- What to produce: Each record below is to be output unchanged, and any picture is to be dropped.

- Data shown:
**********
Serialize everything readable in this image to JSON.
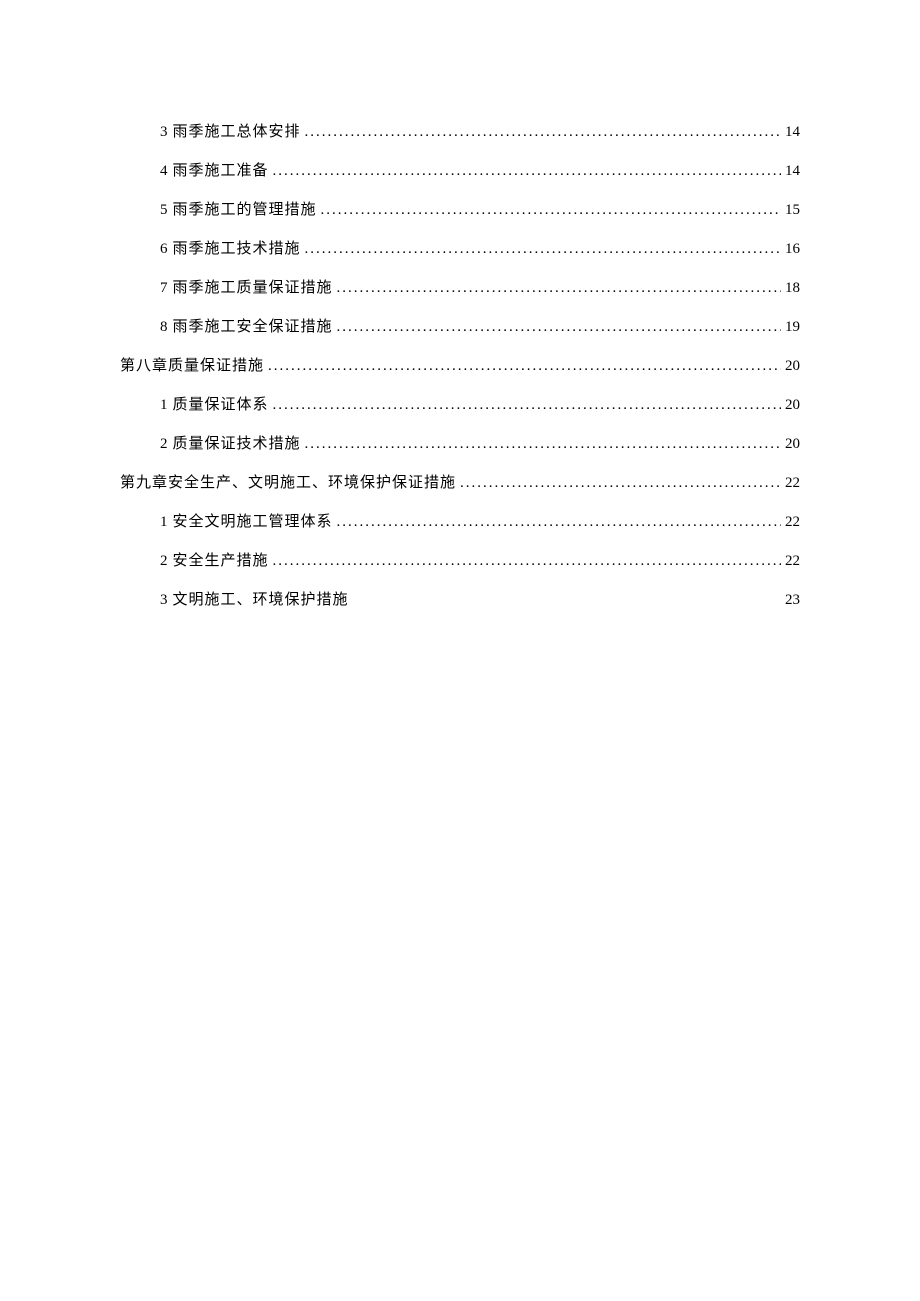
{
  "toc": [
    {
      "level": 2,
      "num": "3",
      "label": "雨季施工总体安排",
      "page": "14",
      "dots": true
    },
    {
      "level": 2,
      "num": "4",
      "label": "雨季施工准备",
      "page": "14",
      "dots": true
    },
    {
      "level": 2,
      "num": "5",
      "label": "雨季施工的管理措施",
      "page": "15",
      "dots": true
    },
    {
      "level": 2,
      "num": "6",
      "label": "雨季施工技术措施",
      "page": "16",
      "dots": true
    },
    {
      "level": 2,
      "num": "7",
      "label": "雨季施工质量保证措施",
      "page": "18",
      "dots": true
    },
    {
      "level": 2,
      "num": "8",
      "label": "雨季施工安全保证措施",
      "page": "19",
      "dots": true
    },
    {
      "level": 1,
      "num": "",
      "label": "第八章质量保证措施",
      "page": "20",
      "dots": true
    },
    {
      "level": 2,
      "num": "1",
      "label": "质量保证体系",
      "page": "20",
      "dots": true
    },
    {
      "level": 2,
      "num": "2",
      "label": "质量保证技术措施",
      "page": "20",
      "dots": true
    },
    {
      "level": 1,
      "num": "",
      "label": "第九章安全生产、文明施工、环境保护保证措施",
      "page": "22",
      "dots": true
    },
    {
      "level": 2,
      "num": "1",
      "label": "安全文明施工管理体系",
      "page": "22",
      "dots": true
    },
    {
      "level": 2,
      "num": "2",
      "label": "安全生产措施",
      "page": "22",
      "dots": true
    },
    {
      "level": 2,
      "num": "3",
      "label": "文明施工、环境保护措施",
      "page": "23",
      "dots": false
    }
  ]
}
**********
- Answer for this exercise:
Serialize everything readable in this image to JSON.
{
  "toc": [
    {
      "level": 2,
      "num": "3",
      "label": "雨季施工总体安排",
      "page": "14",
      "dots": true
    },
    {
      "level": 2,
      "num": "4",
      "label": "雨季施工准备",
      "page": "14",
      "dots": true
    },
    {
      "level": 2,
      "num": "5",
      "label": "雨季施工的管理措施",
      "page": "15",
      "dots": true
    },
    {
      "level": 2,
      "num": "6",
      "label": "雨季施工技术措施",
      "page": "16",
      "dots": true
    },
    {
      "level": 2,
      "num": "7",
      "label": "雨季施工质量保证措施",
      "page": "18",
      "dots": true
    },
    {
      "level": 2,
      "num": "8",
      "label": "雨季施工安全保证措施",
      "page": "19",
      "dots": true
    },
    {
      "level": 1,
      "num": "",
      "label": "第八章质量保证措施",
      "page": "20",
      "dots": true
    },
    {
      "level": 2,
      "num": "1",
      "label": "质量保证体系",
      "page": "20",
      "dots": true
    },
    {
      "level": 2,
      "num": "2",
      "label": "质量保证技术措施",
      "page": "20",
      "dots": true
    },
    {
      "level": 1,
      "num": "",
      "label": "第九章安全生产、文明施工、环境保护保证措施",
      "page": "22",
      "dots": true
    },
    {
      "level": 2,
      "num": "1",
      "label": "安全文明施工管理体系",
      "page": "22",
      "dots": true
    },
    {
      "level": 2,
      "num": "2",
      "label": "安全生产措施",
      "page": "22",
      "dots": true
    },
    {
      "level": 2,
      "num": "3",
      "label": "文明施工、环境保护措施",
      "page": "23",
      "dots": false
    }
  ]
}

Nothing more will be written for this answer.